    “Dictatorship is a constant lecture instructing you that your feelings, your thoughts and desires are of no account, that you are a nobody and must live as you are told by other people who desire and think for you”

  • Mike Devx

    suek says in #1:
    > Christianity has many of the same goals as Marxism.  The huge massive difference is twofold [...]

    Sue, another major difference is that being a Christian is voluntary.  You can always leave. When the State assumes control via Marxism, socialism, or any other totalitarian -ism, you can’t leave.  It’s always seemed true to me that early Christianity had a lot more in common with socialism than capitalism.  People joined the community and pooled their resources.  But again, the community was voluntary.  You joined, and you left, at your own free will.

    Modern leftists are rejecting religion in favor of secularism, and thus have managed to adopt environmentalism as THEIR new religion, with theocratic fervor.  But their new religion has more in common with Islam than Christianity, more in common with Marxism, too.  For they expressly want to use the power of the State to control us all, and make us bow to their environmentalist religious tenets.  Theirs is a theocracy as frightening as any.  Except, unlike Islam, they don’t kill you if you leave.

  • http://photoncourier.blogspot.com David Foster

    One important point: Capitalism allows the separation of *the pursuit of wealth* from *the pursuit of political power*…whereas under Marxism, to an even greater extent than under Feudalism, these things are inextricably intertwined.
     
     

  • suek

    >>Sue, another major difference is that being a Christian is voluntary.>>
     
    Of course.  Exactly.  I thought that’s what I said!  Obviously I got my tongue in front of my teeth and couldn’t see what I was saying…or the online equivalent!!

  • suek

    “…in front of my eye teeth…”…!!
     
    It’s early.

  • http://photoncourier.blogspot.com David Foster

    One more thought on this. When comparing a *theoretical* system with a *real* system, it’s easy to make the theoretical system sound much, much better, because it doesn’t have the “friction” (in the Clausewitzian sense) that exists in things that are actual. Examples of this can often be seen in the corporate world, where a certain kind of people (especially in but not limited to IT) like to propose galactic new systems (often with nifty codenames like “Project X” or “Rainbow”) which will solve *everything*, in preference to actually figuring out why, y’know, simple customer orders require the same information to be re-keyed 3 times and 2% of the orders are actually just lost. By the time “Project X” or “Rainbow” actually gets done (if ever), it will have problems of its own….and then another mega-project can be proposed.
    Another example of theoretical wonderfulness vs real friction can be found in solar and wind power: sounded wonderful until it got real and you had to recognize that it involves hundreds of acres of aesthetic unloveliness, new transmission lines, bird kills, etc.
     

  • TommyC

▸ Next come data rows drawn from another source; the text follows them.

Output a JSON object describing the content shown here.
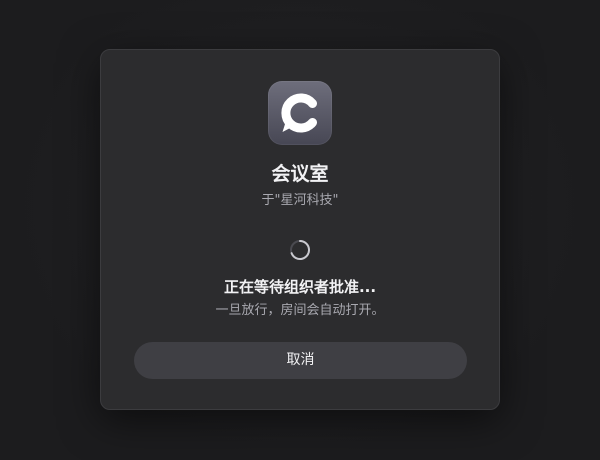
{
  "app": {
    "icon": "chat-bubble-c-icon",
    "name": "会议室",
    "organization_line": "于\"星河科技\""
  },
  "status": {
    "indicator": "loading-spinner-icon",
    "title": "正在等待组织者批准...",
    "subtitle": "一旦放行，房间会自动打开。"
  },
  "actions": {
    "cancel_label": "取消"
  },
  "colors": {
    "background": "#1c1c1e",
    "dialog": "#2c2c2e",
    "button": "#3f3f44",
    "primary_text": "#f2f2f4",
    "secondary_text": "#a9a9b0"
  }
}
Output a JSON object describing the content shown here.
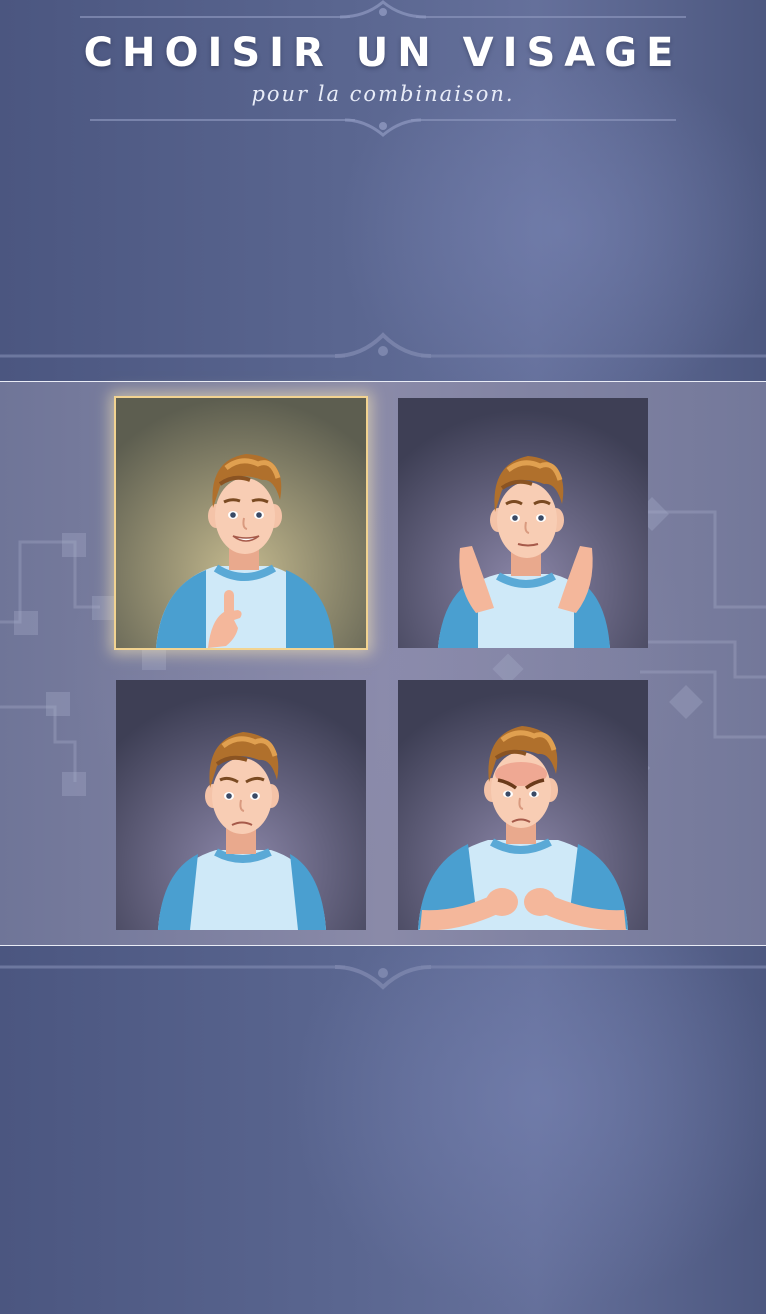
{
  "header": {
    "title": "CHOISIR UN VISAGE",
    "subtitle": "pour la combinaison."
  },
  "faces": [
    {
      "expression": "thumbs-up-smile",
      "selected": true
    },
    {
      "expression": "clapping-happy",
      "selected": false
    },
    {
      "expression": "sad",
      "selected": false
    },
    {
      "expression": "angry-fists",
      "selected": false
    }
  ],
  "colors": {
    "background": "#5a6690",
    "selection_border": "#f2d391",
    "shirt": "#cfe9f8",
    "sleeve": "#4a9fd0",
    "hair": "#b0702c"
  }
}
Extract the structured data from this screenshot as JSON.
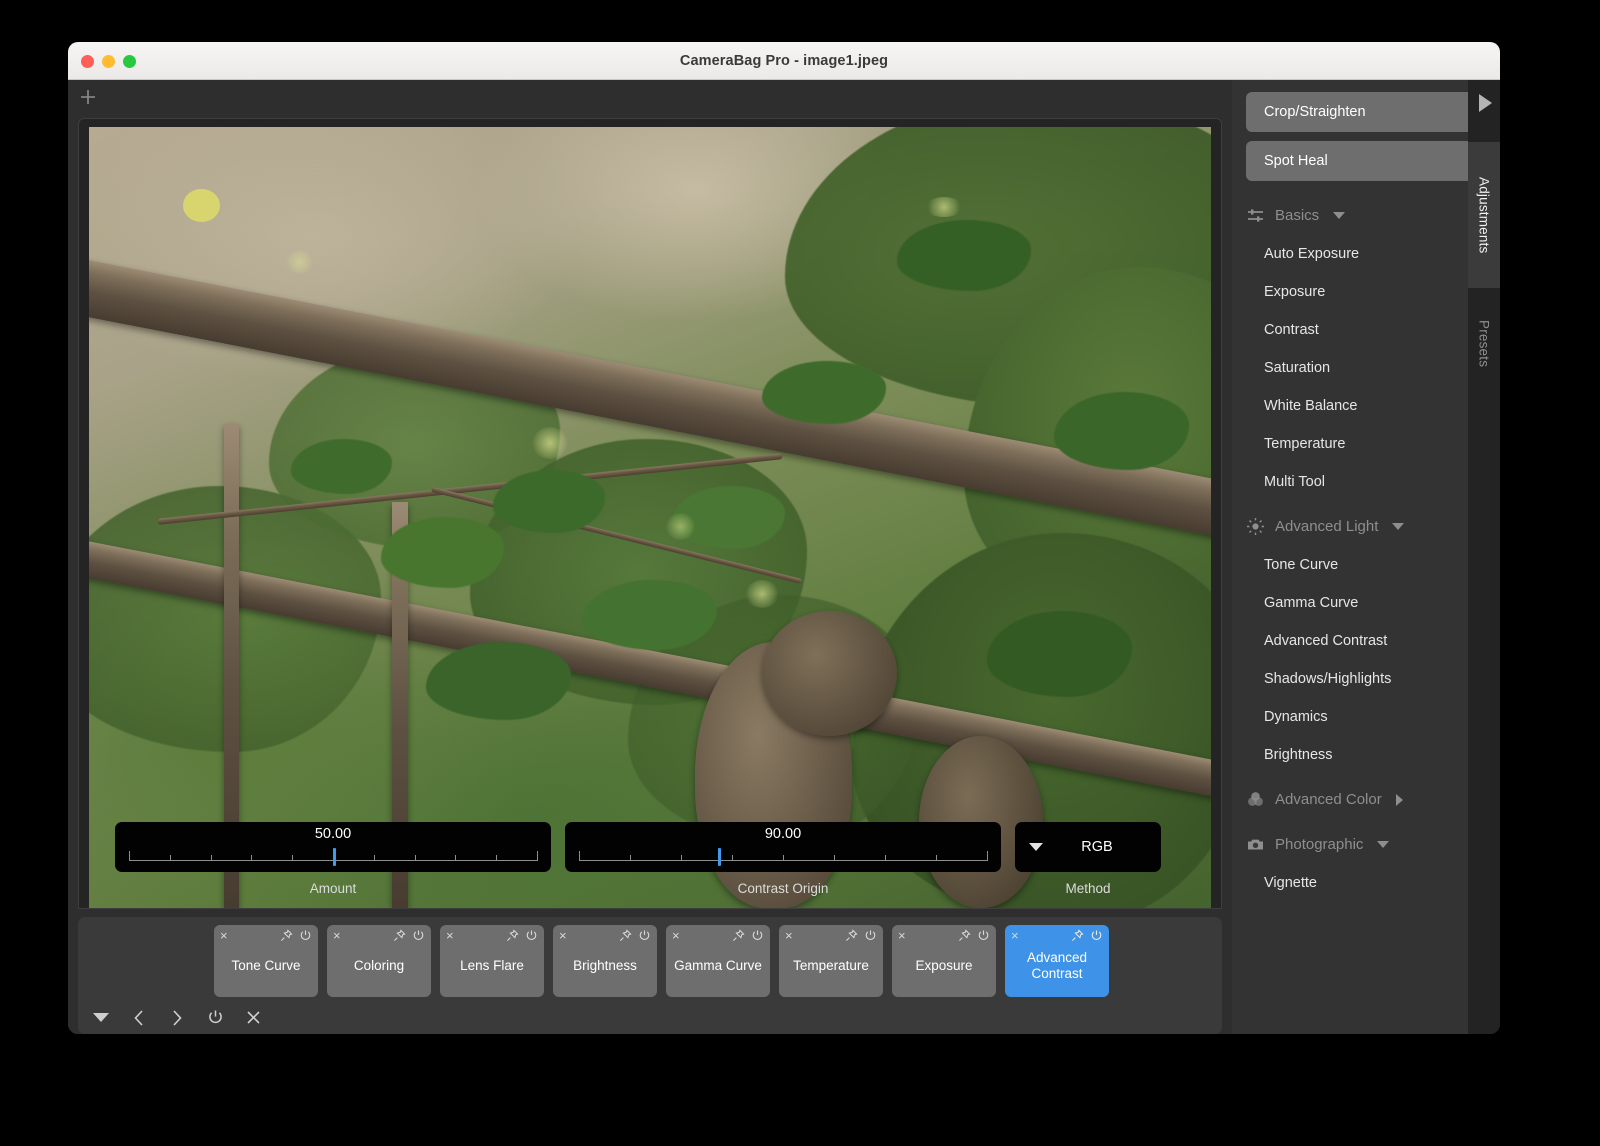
{
  "window": {
    "title": "CameraBag Pro - image1.jpeg",
    "traffic_lights": [
      "close-button",
      "minimize-button",
      "zoom-button"
    ]
  },
  "editor": {
    "add_icon": "plus-icon"
  },
  "sliders": [
    {
      "name": "amount",
      "label": "Amount",
      "value": "50.00",
      "thumb_percent": 50,
      "ticks": 11
    },
    {
      "name": "contrast-origin",
      "label": "Contrast Origin",
      "value": "90.00",
      "thumb_percent": 35,
      "ticks": 9
    }
  ],
  "method": {
    "label": "Method",
    "value": "RGB",
    "caret": "chevron-down-icon"
  },
  "filter_chips": [
    {
      "label": "Tone Curve",
      "active": false
    },
    {
      "label": "Coloring",
      "active": false
    },
    {
      "label": "Lens Flare",
      "active": false
    },
    {
      "label": "Brightness",
      "active": false
    },
    {
      "label": "Gamma Curve",
      "active": false
    },
    {
      "label": "Temperature",
      "active": false
    },
    {
      "label": "Exposure",
      "active": false
    },
    {
      "label": "Advanced Contrast",
      "active": true
    }
  ],
  "chip_controls": {
    "remove": "×",
    "pin": "pin-icon",
    "power": "power-icon"
  },
  "strip_toolbar": [
    {
      "name": "dropdown-caret",
      "glyph": ""
    },
    {
      "name": "previous",
      "glyph": "‹"
    },
    {
      "name": "next",
      "glyph": "›"
    },
    {
      "name": "power",
      "glyph": ""
    },
    {
      "name": "close",
      "glyph": "✕"
    }
  ],
  "sidebar": {
    "tool_buttons": [
      {
        "label": "Crop/Straighten"
      },
      {
        "label": "Spot Heal"
      }
    ],
    "groups": [
      {
        "name": "basics",
        "label": "Basics",
        "icon": "sliders-icon",
        "expanded": true,
        "items": [
          "Auto Exposure",
          "Exposure",
          "Contrast",
          "Saturation",
          "White Balance",
          "Temperature",
          "Multi Tool"
        ]
      },
      {
        "name": "advanced-light",
        "label": "Advanced Light",
        "icon": "sun-icon",
        "expanded": true,
        "items": [
          "Tone Curve",
          "Gamma Curve",
          "Advanced Contrast",
          "Shadows/Highlights",
          "Dynamics",
          "Brightness"
        ]
      },
      {
        "name": "advanced-color",
        "label": "Advanced Color",
        "icon": "color-circles-icon",
        "expanded": false,
        "items": []
      },
      {
        "name": "photographic",
        "label": "Photographic",
        "icon": "camera-icon",
        "expanded": true,
        "items": [
          "Vignette"
        ]
      }
    ]
  },
  "tab_rail": {
    "expand_icon": "play-triangle-icon",
    "tabs": [
      {
        "label": "Adjustments",
        "active": true
      },
      {
        "label": "Presets",
        "active": false
      }
    ]
  },
  "colors": {
    "accent": "#3e93e8",
    "slider_thumb": "#3e9bf0",
    "panel": "#333333",
    "chip": "#6e6e6e",
    "titlebar": "#f2f1ef"
  }
}
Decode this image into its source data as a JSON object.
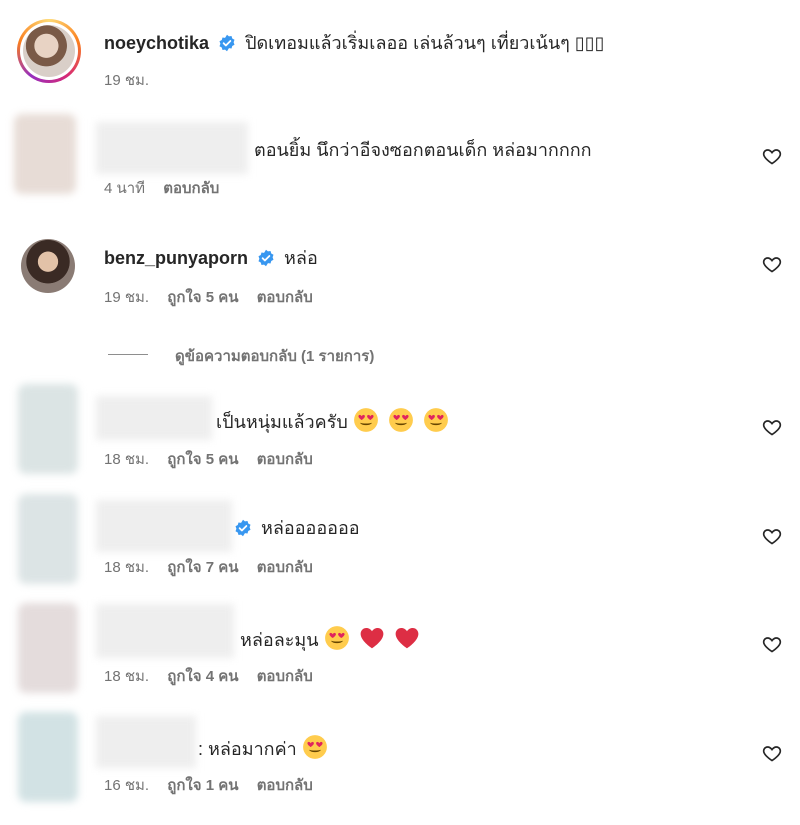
{
  "post": {
    "username": "noeychotika",
    "caption": "ปิดเทอมแล้วเริ่มเลออ เล่นล้วนๆ เที่ยวเน้นๆ",
    "caption_tail": "▯▯▯",
    "time": "19 ชม."
  },
  "comments": [
    {
      "username": "",
      "text": "ตอนยิ้ม นึกว่าอีจงซอกตอนเด็ก หล่อมากกกก",
      "time": "4 นาที",
      "likes": "",
      "reply": "ตอบกลับ"
    },
    {
      "username": "benz_punyaporn",
      "text": "หล่อ",
      "time": "19 ชม.",
      "likes": "ถูกใจ 5 คน",
      "reply": "ตอบกลับ"
    },
    {
      "username": "",
      "text": "เป็นหนุ่มแล้วครับ",
      "time": "18 ชม.",
      "likes": "ถูกใจ 5 คน",
      "reply": "ตอบกลับ"
    },
    {
      "username": "",
      "text": "หล่อออออออ",
      "time": "18 ชม.",
      "likes": "ถูกใจ 7 คน",
      "reply": "ตอบกลับ"
    },
    {
      "username": "",
      "text": "หล่อละมุน",
      "time": "18 ชม.",
      "likes": "ถูกใจ 4 คน",
      "reply": "ตอบกลับ"
    },
    {
      "username": "",
      "text": ": หล่อมากค่า",
      "time": "16 ชม.",
      "likes": "ถูกใจ 1 คน",
      "reply": "ตอบกลับ"
    }
  ],
  "view_replies": "ดูข้อความตอบกลับ (1 รายการ)",
  "colors": {
    "verified": "#3897f0",
    "meta": "#737373",
    "text": "#262626",
    "heart_red": "#ed1c24"
  },
  "icons": [
    "verified-badge-icon",
    "heart-outline-icon",
    "heart-eyes-emoji",
    "red-heart-emoji"
  ]
}
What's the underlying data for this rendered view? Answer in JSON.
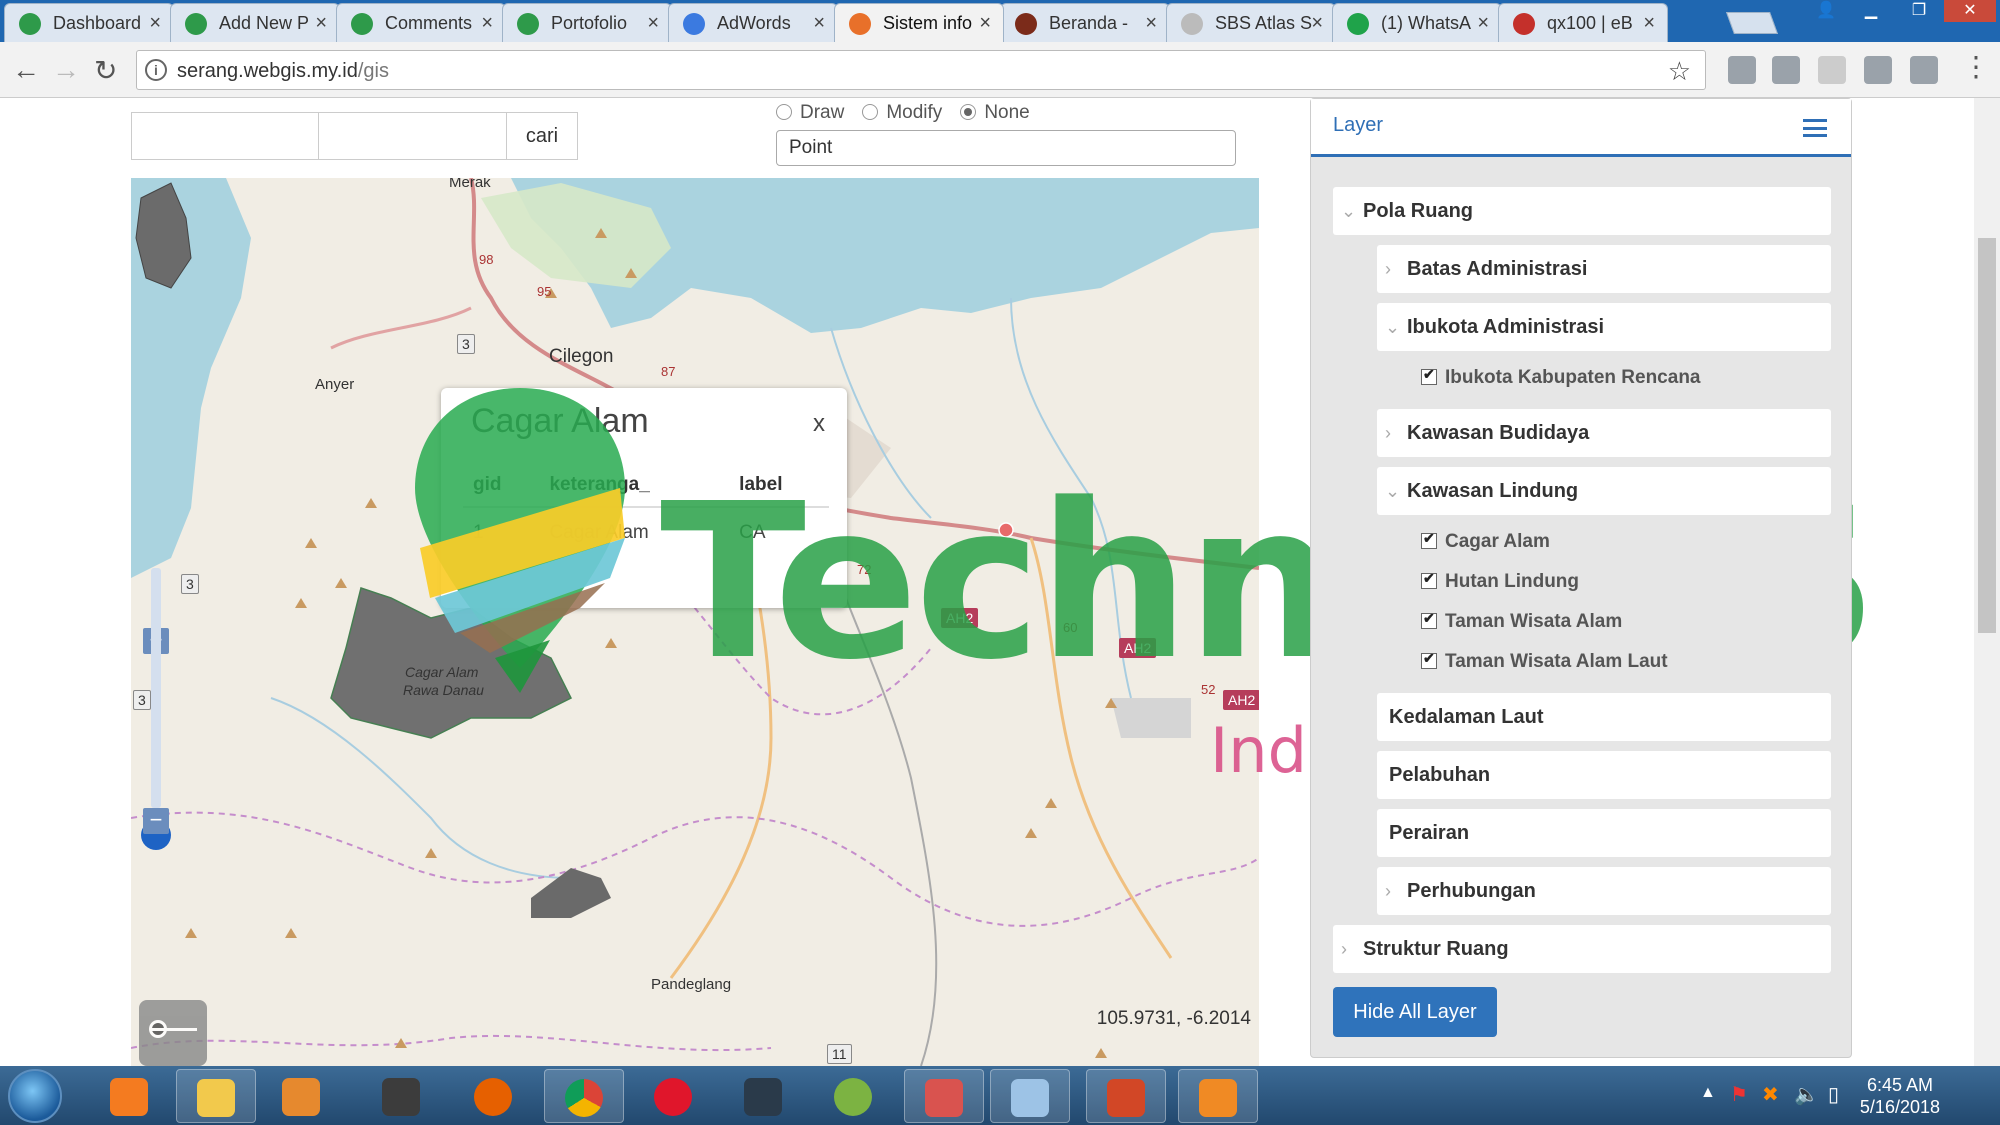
{
  "browser": {
    "tabs": [
      {
        "title": "Dashboard",
        "favicon_color": "#2e9a4a",
        "active": false
      },
      {
        "title": "Add New P",
        "favicon_color": "#2e9a4a",
        "active": false
      },
      {
        "title": "Comments",
        "favicon_color": "#2e9a4a",
        "active": false
      },
      {
        "title": "Portofolio",
        "favicon_color": "#2e9a4a",
        "active": false
      },
      {
        "title": "AdWords",
        "favicon_color": "#3b7ae0",
        "active": false
      },
      {
        "title": "Sistem info",
        "favicon_color": "#e8702a",
        "active": true
      },
      {
        "title": "Beranda -",
        "favicon_color": "#7b2b1a",
        "active": false
      },
      {
        "title": "SBS Atlas S",
        "favicon_color": "#bbbbbb",
        "active": false
      },
      {
        "title": "(1) WhatsA",
        "favicon_color": "#1fa34a",
        "active": false
      },
      {
        "title": "qx100 | eB",
        "favicon_color": "#c4302b",
        "active": false
      }
    ],
    "url_host": "serang.webgis.my.id",
    "url_path": "/gis"
  },
  "search": {
    "cari_label": "cari"
  },
  "draw": {
    "options": [
      "Draw",
      "Modify",
      "None"
    ],
    "selected": "None",
    "geometry_value": "Point"
  },
  "map": {
    "labels": {
      "merak": "Merak",
      "cilegon": "Cilegon",
      "anyer": "Anyer",
      "pandeglang": "Pandeglang",
      "cagar_line1": "Cagar Alam",
      "cagar_line2": "Rawa Danau"
    },
    "road_badges": [
      "3",
      "3",
      "3",
      "11"
    ],
    "road_numbers": [
      "98",
      "95",
      "87",
      "72",
      "60",
      "52"
    ],
    "ah_badges": [
      "AH2",
      "AH2",
      "AH2"
    ],
    "coordinates": "105.9731, -6.2014",
    "zoom_in": "+",
    "zoom_out": "−"
  },
  "popup": {
    "title": "Cagar Alam",
    "close": "x",
    "columns": [
      "gid",
      "keteranga_",
      "label"
    ],
    "rows": [
      [
        "1",
        "Cagar Alam",
        "CA"
      ]
    ]
  },
  "watermark": {
    "brand": "TechnoGIS",
    "sub": "Indonesia"
  },
  "layer_panel": {
    "title": "Layer",
    "groups": {
      "pola_ruang": "Pola Ruang",
      "batas_administrasi": "Batas Administrasi",
      "ibukota_administrasi": "Ibukota Administrasi",
      "ibukota_kabupaten_rencana": "Ibukota Kabupaten Rencana",
      "kawasan_budidaya": "Kawasan Budidaya",
      "kawasan_lindung": "Kawasan Lindung",
      "cagar_alam": "Cagar Alam",
      "hutan_lindung": "Hutan Lindung",
      "taman_wisata_alam": "Taman Wisata Alam",
      "taman_wisata_alam_laut": "Taman Wisata Alam Laut",
      "kedalaman_laut": "Kedalaman Laut",
      "pelabuhan": "Pelabuhan",
      "perairan": "Perairan",
      "perhubungan": "Perhubungan",
      "struktur_ruang": "Struktur Ruang"
    },
    "hide_all_label": "Hide All Layer"
  },
  "taskbar": {
    "time": "6:45 AM",
    "date": "5/16/2018"
  },
  "colors": {
    "tab_strip": "#1f67b1",
    "sea": "#aad3df",
    "land": "#f1ede4",
    "accent": "#2f73bb",
    "watermark_green": "#28a046",
    "watermark_pink": "#d74882"
  }
}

    Two points, both of which apply equally to Marxism and to any other form of big government (hereafter referred to as BG).
     
    Under BG the best way to get rich /get ahead is to satisfy BG rather than everybody else.  Whether this is achieved by toeing the party line, via bribery, or by other means doesn’t really matter.  When doing these things is what gets rewarded, do you seriously think that such a society is going to produce the most food, the best cars, etc.?  To some extent we have already reached this point in the USA.  Just look at all the special favors (earmarks, government jobs and so much more) that are doled out in return for bribes (campaign contributions) and other types of support for BG.  It is pretty obvious that the path to wealth via political connections and ‘go along to get along’ is a lot easier than producing a better widget.
     
    I have to disagree that BG types believe that man is not perfectible.  Quite the contrary, the biggest advocates believe that they themselves have already reached that state.   The fact that most people haven’t yet reached it is why BG types don’t believe in majority rule, believe in the rule by the intelligentsia (themselves), and why government force (temporary, of course) is always needed.